__Task objective__:
Line by line, print the records exactly, and keep images out of the copy.

═════ Input ═════

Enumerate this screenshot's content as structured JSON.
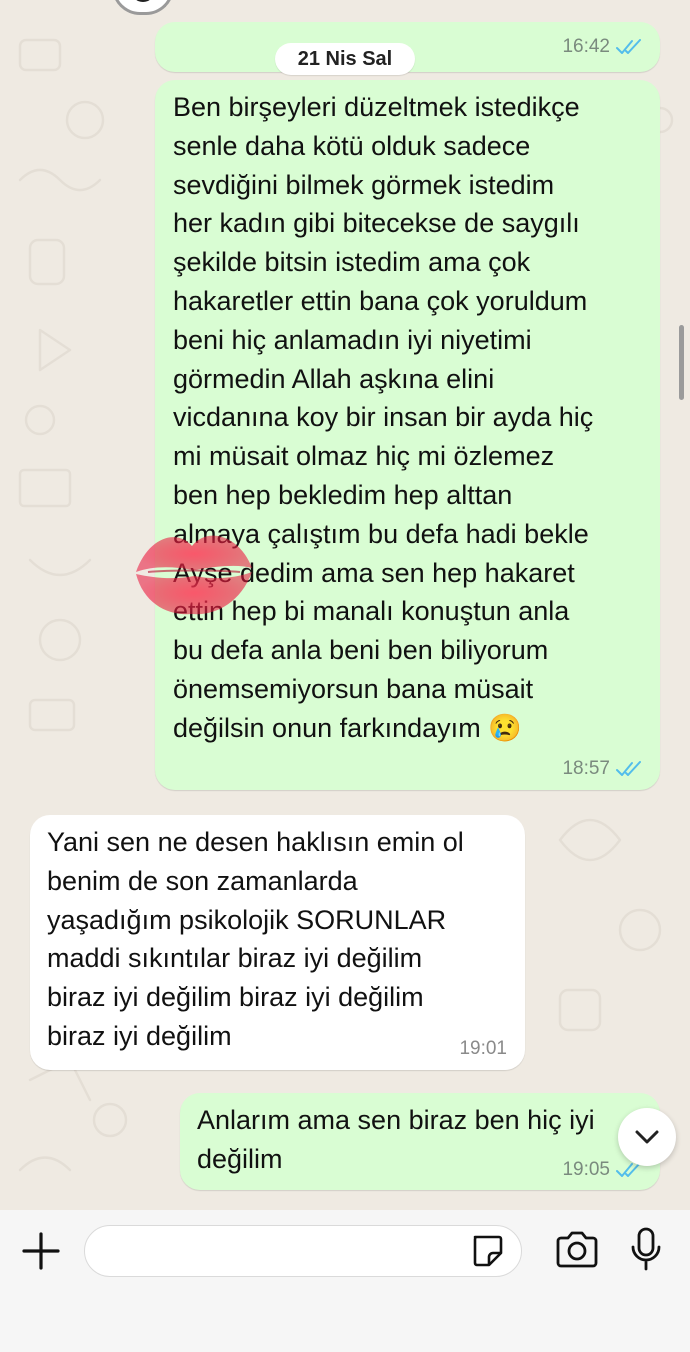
{
  "chat": {
    "date_label": "21 Nis Sal",
    "messages": [
      {
        "direction": "outgoing",
        "text": "Ben birşeyleri düzeltmek istedikçe\nsenle daha kötü olduk sadece\nsevdiğini bilmek görmek istedim\nher kadın gibi bitecekse de saygılı\nşekilde bitsin istedim ama çok\nhakaretler ettin bana çok yoruldum\nbeni hiç anlamadın iyi niyetimi\ngörmedin Allah aşkına elini\nvicdanına koy bir insan bir ayda hiç\nmi müsait olmaz hiç mi özlemez\nben hep bekledim hep alttan\nalmaya çalıştım bu defa hadi bekle\nAyşe dedim ama sen hep hakaret\nettin hep bi manalı konuştun anla\nbu defa anla beni ben biliyorum\nönemsemiyorsun bana müsait\ndeğilsin onun farkındayım 😢",
        "time": "18:57",
        "status": "read"
      },
      {
        "direction": "incoming",
        "text": "Yani sen ne desen haklısın emin ol\nbenim de son zamanlarda\nyaşadığım psikolojik SORUNLAR\nmaddi sıkıntılar biraz iyi değilim\nbiraz iyi değilim biraz iyi değilim\nbiraz iyi değilim",
        "time": "19:01"
      },
      {
        "direction": "outgoing",
        "text": "Anlarım ama sen biraz ben hiç iyi\ndeğilim",
        "time": "19:05",
        "status": "read"
      }
    ],
    "previous_message_time": "16:42"
  },
  "composer": {
    "input_value": "",
    "icons": {
      "attach": "plus-icon",
      "sticker": "sticker-icon",
      "camera": "camera-icon",
      "mic": "microphone-icon",
      "scroll": "chevron-down-icon"
    }
  },
  "colors": {
    "outgoing_bubble": "#d9fdd3",
    "incoming_bubble": "#ffffff",
    "read_ticks": "#53bdeb",
    "background": "#efeae2"
  }
}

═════

__Answer__:
Enumerate this screenshot's content as structured JSON.
{
  "chat": {
    "date_label": "21 Nis Sal",
    "messages": [
      {
        "direction": "outgoing",
        "text": "Ben birşeyleri düzeltmek istedikçe\nsenle daha kötü olduk sadece\nsevdiğini bilmek görmek istedim\nher kadın gibi bitecekse de saygılı\nşekilde bitsin istedim ama çok\nhakaretler ettin bana çok yoruldum\nbeni hiç anlamadın iyi niyetimi\ngörmedin Allah aşkına elini\nvicdanına koy bir insan bir ayda hiç\nmi müsait olmaz hiç mi özlemez\nben hep bekledim hep alttan\nalmaya çalıştım bu defa hadi bekle\nAyşe dedim ama sen hep hakaret\nettin hep bi manalı konuştun anla\nbu defa anla beni ben biliyorum\nönemsemiyorsun bana müsait\ndeğilsin onun farkındayım 😢",
        "time": "18:57",
        "status": "read"
      },
      {
        "direction": "incoming",
        "text": "Yani sen ne desen haklısın emin ol\nbenim de son zamanlarda\nyaşadığım psikolojik SORUNLAR\nmaddi sıkıntılar biraz iyi değilim\nbiraz iyi değilim biraz iyi değilim\nbiraz iyi değilim",
        "time": "19:01"
      },
      {
        "direction": "outgoing",
        "text": "Anlarım ama sen biraz ben hiç iyi\ndeğilim",
        "time": "19:05",
        "status": "read"
      }
    ],
    "previous_message_time": "16:42"
  },
  "composer": {
    "input_value": "",
    "icons": {
      "attach": "plus-icon",
      "sticker": "sticker-icon",
      "camera": "camera-icon",
      "mic": "microphone-icon",
      "scroll": "chevron-down-icon"
    }
  },
  "colors": {
    "outgoing_bubble": "#d9fdd3",
    "incoming_bubble": "#ffffff",
    "read_ticks": "#53bdeb",
    "background": "#efeae2"
  }
}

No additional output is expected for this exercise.